You can do this activity in so many ways. Partnering with a local organization that accepts gently used items is a great way to help and also show children how to reuse rather than throw away. Talk to children about spring cleaning and why it is good to donate items that we no longer use.  Have them help make a large donation box, and let families know the specific items you are looking for to be donated. Give a due date, and then once you have everything, make a special trip to the organization! Be sure to get videos/photos of the drop-off so the children can be part of the celebration. 

  1. Taking Care Of Our World
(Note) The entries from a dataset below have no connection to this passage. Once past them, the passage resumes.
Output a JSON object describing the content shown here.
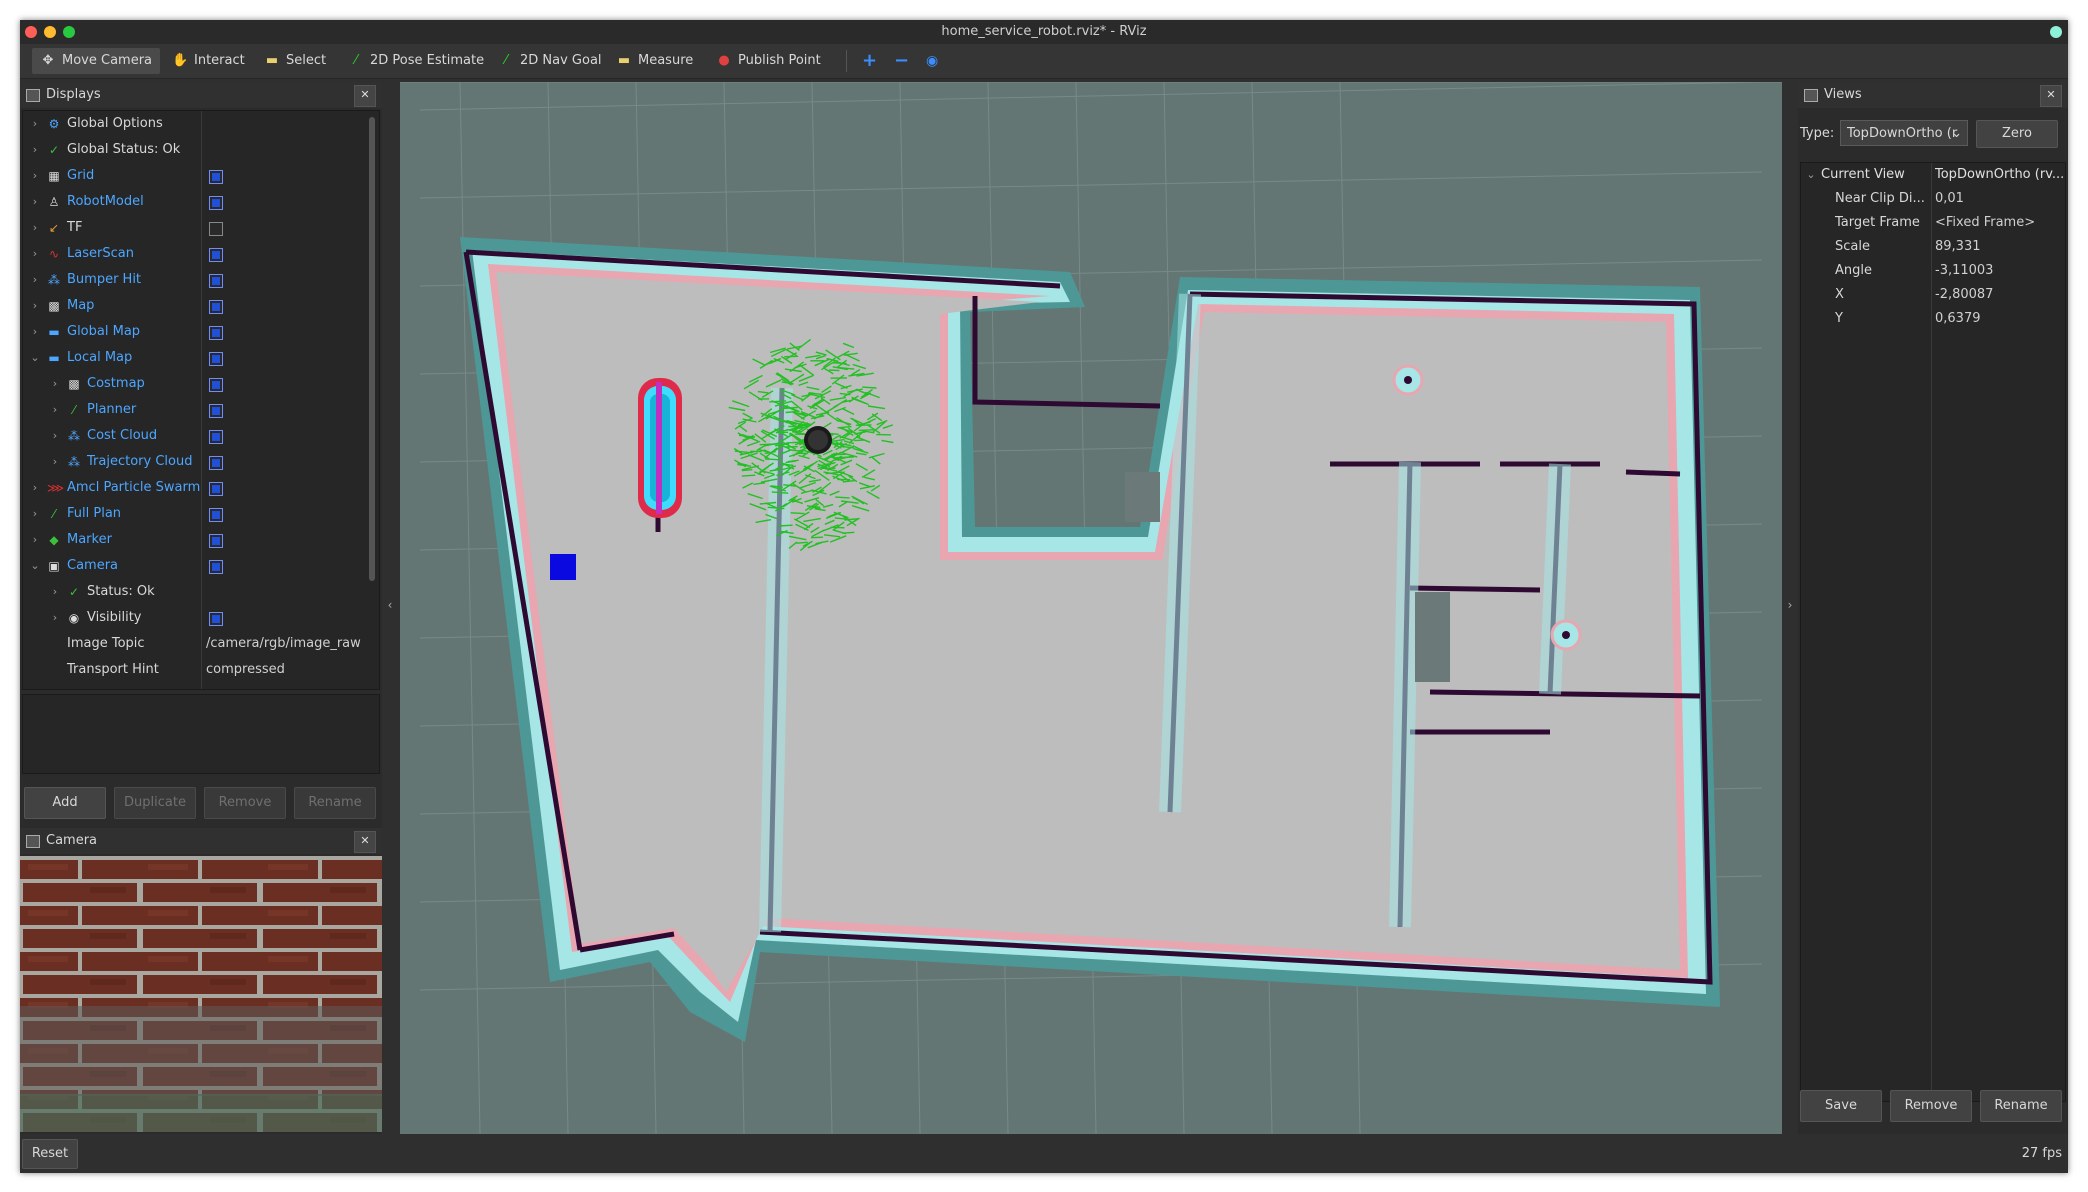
{
  "window": {
    "title": "home_service_robot.rviz* - RViz"
  },
  "colors": {
    "bg": "#2f2f2f",
    "accent_blue": "#4da6ff",
    "grid_bg": "#647674",
    "green": "#22c022"
  },
  "toolbar": {
    "tools": [
      {
        "label": "Move Camera",
        "icon": "move-camera-icon"
      },
      {
        "label": "Interact",
        "icon": "interact-hand-icon"
      },
      {
        "label": "Select",
        "icon": "select-icon"
      },
      {
        "label": "2D Pose Estimate",
        "icon": "pose-estimate-icon"
      },
      {
        "label": "2D Nav Goal",
        "icon": "nav-goal-icon"
      },
      {
        "label": "Measure",
        "icon": "measure-icon"
      },
      {
        "label": "Publish Point",
        "icon": "publish-point-icon"
      }
    ]
  },
  "displays": {
    "title": "Displays",
    "items": [
      {
        "label": "Global Options",
        "type": "gear-icon"
      },
      {
        "label": "Global Status: Ok",
        "type": "check-icon"
      },
      {
        "label": "Grid",
        "checked": true
      },
      {
        "label": "RobotModel",
        "checked": true
      },
      {
        "label": "TF",
        "checked": false
      },
      {
        "label": "LaserScan",
        "checked": true
      },
      {
        "label": "Bumper Hit",
        "checked": true
      },
      {
        "label": "Map",
        "checked": true
      },
      {
        "label": "Global Map",
        "checked": true
      },
      {
        "label": "Local Map",
        "checked": true
      },
      {
        "label": "Costmap",
        "checked": true
      },
      {
        "label": "Planner",
        "checked": true
      },
      {
        "label": "Cost Cloud",
        "checked": true
      },
      {
        "label": "Trajectory Cloud",
        "checked": true
      },
      {
        "label": "Amcl Particle Swarm",
        "checked": true
      },
      {
        "label": "Full Plan",
        "checked": true
      },
      {
        "label": "Marker",
        "checked": true
      },
      {
        "label": "Camera",
        "checked": true
      },
      {
        "label": "Status: Ok"
      },
      {
        "label": "Visibility",
        "checked": true
      },
      {
        "label": "Image Topic",
        "value": "/camera/rgb/image_raw"
      },
      {
        "label": "Transport Hint",
        "value": "compressed"
      }
    ],
    "buttons": {
      "add": "Add",
      "duplicate": "Duplicate",
      "remove": "Remove",
      "rename": "Rename"
    }
  },
  "camera": {
    "title": "Camera"
  },
  "views": {
    "title": "Views",
    "type_label": "Type:",
    "type_value": "TopDownOrtho (r",
    "zero": "Zero",
    "current_view": "Current View",
    "current_view_value": "TopDownOrtho (rv...",
    "props": [
      {
        "name": "Near Clip Di...",
        "value": "0,01"
      },
      {
        "name": "Target Frame",
        "value": "<Fixed Frame>"
      },
      {
        "name": "Scale",
        "value": "89,331"
      },
      {
        "name": "Angle",
        "value": "-3,11003"
      },
      {
        "name": "X",
        "value": "-2,80087"
      },
      {
        "name": "Y",
        "value": "0,6379"
      }
    ],
    "buttons": {
      "save": "Save",
      "remove": "Remove",
      "rename": "Rename"
    }
  },
  "status": {
    "reset": "Reset",
    "fps": "27 fps"
  }
}
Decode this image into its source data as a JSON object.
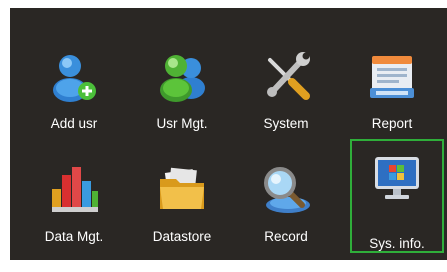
{
  "menu": {
    "items": [
      {
        "label": "Add usr",
        "icon": "add-user-icon"
      },
      {
        "label": "Usr Mgt.",
        "icon": "users-icon"
      },
      {
        "label": "System",
        "icon": "tools-icon"
      },
      {
        "label": "Report",
        "icon": "report-icon"
      },
      {
        "label": "Data Mgt.",
        "icon": "bar-chart-icon"
      },
      {
        "label": "Datastore",
        "icon": "folder-icon"
      },
      {
        "label": "Record",
        "icon": "magnifier-icon"
      },
      {
        "label": "Sys. info.",
        "icon": "monitor-icon",
        "selected": true
      }
    ],
    "selection_color": "#2fae3a",
    "background_color": "#2a2724"
  }
}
This is a fun way to start a conversation about caring for the earth when you are on a walk outside. If it is possible to take a few children at a time outside on a walk, you can ask questions and look for different things in nature like flowers, plants, trees, etc. If you see trash, ask if that belongs there, and what should we do? This is a great way to model how it’s best to pick up trash and help keep our earth clean. 

Even toddlers can start to truly appreciate our earth by pointing to flowers, birds, squirrels, etc. Modeling for them at a young age how we can keep our earth clean so that the animals are safe is a great lesson! It might seem silly, but I always like to make a BIG deal when I see a piece of trash on the ground. I might say, “OH NO! (gasp) what is THIS doing here? I need to pick it up quick before it can hurt a bird!”. The children always jump right in and get just as passionate!

Check out so many other activities on the HiMama Activity database such as composting, painting rocks, and more! It is so important that our children learn from a young age just how important it is to take care of the earth we have been given. Being good stewards is not just for grown-ups! When we model caring for the earth from a young age, they will grow up to be caring individuals who understand the importance of longevity for the earth!

Missy Knechel

Missy is a professor in the early childhood department at Eastern University and director of Victory Early Learning Academy, a childcare center that she started ten years ago. Prior to that, she taught Kindergarten and second grade for a total of 10 years. She has been married to her best friend, Jason, for 18 years, and together they have four beautiful children ages 8, 9, 12 and 13 in the suburbs of Philadelphia, PA. In her spare time, Missy loves to bake, read historical fiction, sing karaoke and travel to Central America on short term missions.